%%
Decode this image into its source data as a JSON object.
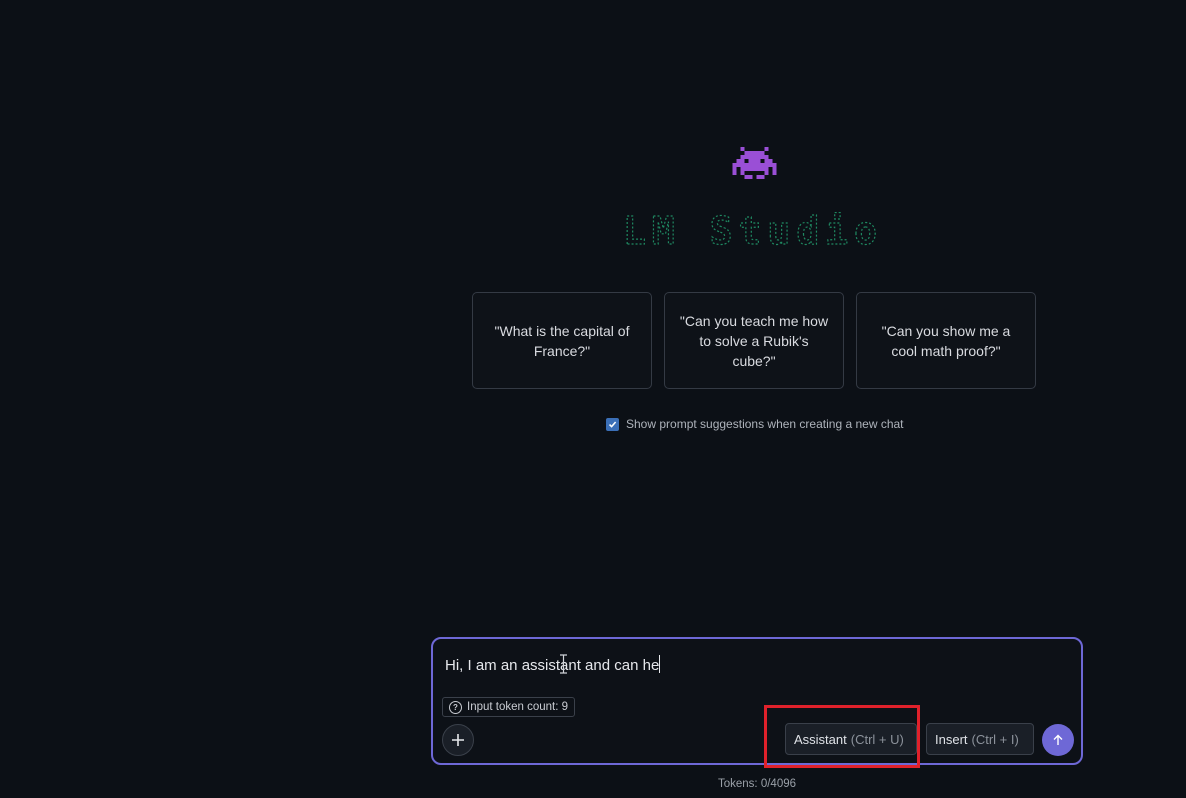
{
  "header": {
    "mascot_icon": "space-invader-icon",
    "banner_text": "LM Studio"
  },
  "suggestions": [
    {
      "label": "\"What is the capital of France?\""
    },
    {
      "label": "\"Can you teach me how to solve a Rubik's cube?\""
    },
    {
      "label": "\"Can you show me a cool math proof?\""
    }
  ],
  "suggestion_toggle": {
    "label": "Show prompt suggestions when creating a new chat",
    "checked": true
  },
  "composer": {
    "input_value": "Hi, I am an assistant and can he",
    "token_count_label": "Input token count: 9",
    "add_icon": "plus-icon",
    "assistant_button": {
      "label": "Assistant",
      "hint": "(Ctrl + U)"
    },
    "insert_button": {
      "label": "Insert",
      "hint": "(Ctrl + I)"
    },
    "send_icon": "arrow-up-icon"
  },
  "footer": {
    "tokens_label": "Tokens: 0/4096"
  },
  "colors": {
    "background": "#0c1016",
    "accent": "#6e68d6",
    "mascot": "#9a4fd6",
    "banner": "#1f8a62",
    "highlight": "#e0212b"
  }
}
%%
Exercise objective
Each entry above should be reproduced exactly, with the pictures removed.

Answer area
Decode this image into its source data as a JSON object.
{
  "header": {
    "mascot_icon": "space-invader-icon",
    "banner_text": "LM Studio"
  },
  "suggestions": [
    {
      "label": "\"What is the capital of France?\""
    },
    {
      "label": "\"Can you teach me how to solve a Rubik's cube?\""
    },
    {
      "label": "\"Can you show me a cool math proof?\""
    }
  ],
  "suggestion_toggle": {
    "label": "Show prompt suggestions when creating a new chat",
    "checked": true
  },
  "composer": {
    "input_value": "Hi, I am an assistant and can he",
    "token_count_label": "Input token count: 9",
    "add_icon": "plus-icon",
    "assistant_button": {
      "label": "Assistant",
      "hint": "(Ctrl + U)"
    },
    "insert_button": {
      "label": "Insert",
      "hint": "(Ctrl + I)"
    },
    "send_icon": "arrow-up-icon"
  },
  "footer": {
    "tokens_label": "Tokens: 0/4096"
  },
  "colors": {
    "background": "#0c1016",
    "accent": "#6e68d6",
    "mascot": "#9a4fd6",
    "banner": "#1f8a62",
    "highlight": "#e0212b"
  }
}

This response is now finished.